"I know it is giving hope to the people on the streets of those cities across that country and we’re going to continue to support them in not just verbally, but as they bring about change in their country, I can assure you the United States and the wider world stands with the people of Iran who want a better and more prosperous and freer future," he said.
Germany, which along with the United States and four other world powers reached an agreement in 2015 with Iran to limit its nuclear program in exchange for sanctions relief, expressed concern about the situation in Iran, while saying people must be given a chance to peacefully protest.

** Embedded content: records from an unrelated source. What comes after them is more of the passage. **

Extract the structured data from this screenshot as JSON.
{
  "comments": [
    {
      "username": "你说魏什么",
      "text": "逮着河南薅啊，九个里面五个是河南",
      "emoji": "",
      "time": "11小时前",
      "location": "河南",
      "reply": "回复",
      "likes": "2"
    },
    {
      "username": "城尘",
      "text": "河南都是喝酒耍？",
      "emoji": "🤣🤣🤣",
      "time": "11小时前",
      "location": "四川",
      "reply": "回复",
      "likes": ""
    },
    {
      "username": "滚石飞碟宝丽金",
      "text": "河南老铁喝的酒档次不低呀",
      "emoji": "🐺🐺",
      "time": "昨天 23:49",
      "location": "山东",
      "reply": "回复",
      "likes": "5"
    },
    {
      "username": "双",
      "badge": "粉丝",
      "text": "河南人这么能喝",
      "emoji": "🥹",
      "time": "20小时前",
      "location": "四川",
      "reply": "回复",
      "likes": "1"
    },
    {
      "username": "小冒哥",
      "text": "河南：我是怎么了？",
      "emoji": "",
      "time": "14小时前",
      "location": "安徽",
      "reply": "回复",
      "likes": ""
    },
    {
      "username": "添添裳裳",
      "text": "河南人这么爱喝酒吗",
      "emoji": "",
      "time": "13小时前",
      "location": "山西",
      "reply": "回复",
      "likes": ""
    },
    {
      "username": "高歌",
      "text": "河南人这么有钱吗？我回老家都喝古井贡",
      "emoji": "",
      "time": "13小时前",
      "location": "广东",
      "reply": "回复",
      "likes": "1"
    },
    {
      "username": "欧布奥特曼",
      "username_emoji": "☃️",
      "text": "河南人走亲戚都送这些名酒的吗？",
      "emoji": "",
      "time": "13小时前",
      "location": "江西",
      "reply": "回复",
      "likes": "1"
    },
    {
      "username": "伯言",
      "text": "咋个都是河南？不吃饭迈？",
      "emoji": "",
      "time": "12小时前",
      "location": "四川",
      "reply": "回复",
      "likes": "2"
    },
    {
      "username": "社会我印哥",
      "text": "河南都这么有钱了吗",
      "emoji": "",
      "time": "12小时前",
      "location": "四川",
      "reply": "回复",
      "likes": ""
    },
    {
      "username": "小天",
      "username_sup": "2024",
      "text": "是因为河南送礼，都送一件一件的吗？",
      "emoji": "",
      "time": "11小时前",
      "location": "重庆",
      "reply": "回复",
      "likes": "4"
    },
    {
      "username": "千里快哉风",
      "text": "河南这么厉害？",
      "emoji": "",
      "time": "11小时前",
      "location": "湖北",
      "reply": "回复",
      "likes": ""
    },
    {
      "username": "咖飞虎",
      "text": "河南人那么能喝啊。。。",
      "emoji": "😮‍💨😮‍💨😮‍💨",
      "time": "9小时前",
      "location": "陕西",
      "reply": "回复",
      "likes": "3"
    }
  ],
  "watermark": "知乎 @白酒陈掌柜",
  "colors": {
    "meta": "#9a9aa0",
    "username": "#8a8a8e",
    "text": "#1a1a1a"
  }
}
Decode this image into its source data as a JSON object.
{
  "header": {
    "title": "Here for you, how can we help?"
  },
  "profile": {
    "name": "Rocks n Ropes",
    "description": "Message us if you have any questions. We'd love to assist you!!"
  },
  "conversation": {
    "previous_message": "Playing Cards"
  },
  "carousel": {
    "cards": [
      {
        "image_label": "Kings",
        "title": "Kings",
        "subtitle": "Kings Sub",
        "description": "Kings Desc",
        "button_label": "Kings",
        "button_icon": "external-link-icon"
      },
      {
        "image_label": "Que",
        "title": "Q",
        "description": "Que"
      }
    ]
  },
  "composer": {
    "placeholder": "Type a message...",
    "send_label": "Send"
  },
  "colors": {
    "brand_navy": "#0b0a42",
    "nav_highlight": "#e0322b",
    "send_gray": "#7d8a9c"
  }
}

"The right to free speech must be upheld," German Foreign Minister Sigmar Gabriel said. "We strongly advise against the use of this inner-Iranian conflict -- which has its background partly in the economy, partly in politics, which we can understand -- to use this conflict internationally."
In Geneva, U.N. High Commissioner for Human Rights Zeid Ra'ad Al Hussein also emphasized the right of Iranians to have their complaints heard and called for all deaths and serious injuries to be investigated. He urged authorities to "handle the wave of protests that have taken place around the country with great care so as not to further inflame violence and unrest."
The protests are the biggest outpouring of public discontent with Iran's clerical leaders since 2009 protests against the results of a disputed presidential election.
James Jeffrey, a distinguished fellow at the Washington Institute for Near East Policy and a former diplomat, said the current unrest is not likely to result in an overthrow of the Iranian government but still amounts to a significant problem.
"The underlying sentiment is broadly shared in the population," Jeffrey told VOA. "They have no participation in the economic growth of the country, they see their country involved in all of these foreign adventures in Syria, Lebanon, Yemen, Iraq, Afghanistan, you name it, and they don’t see any benefit to them of that."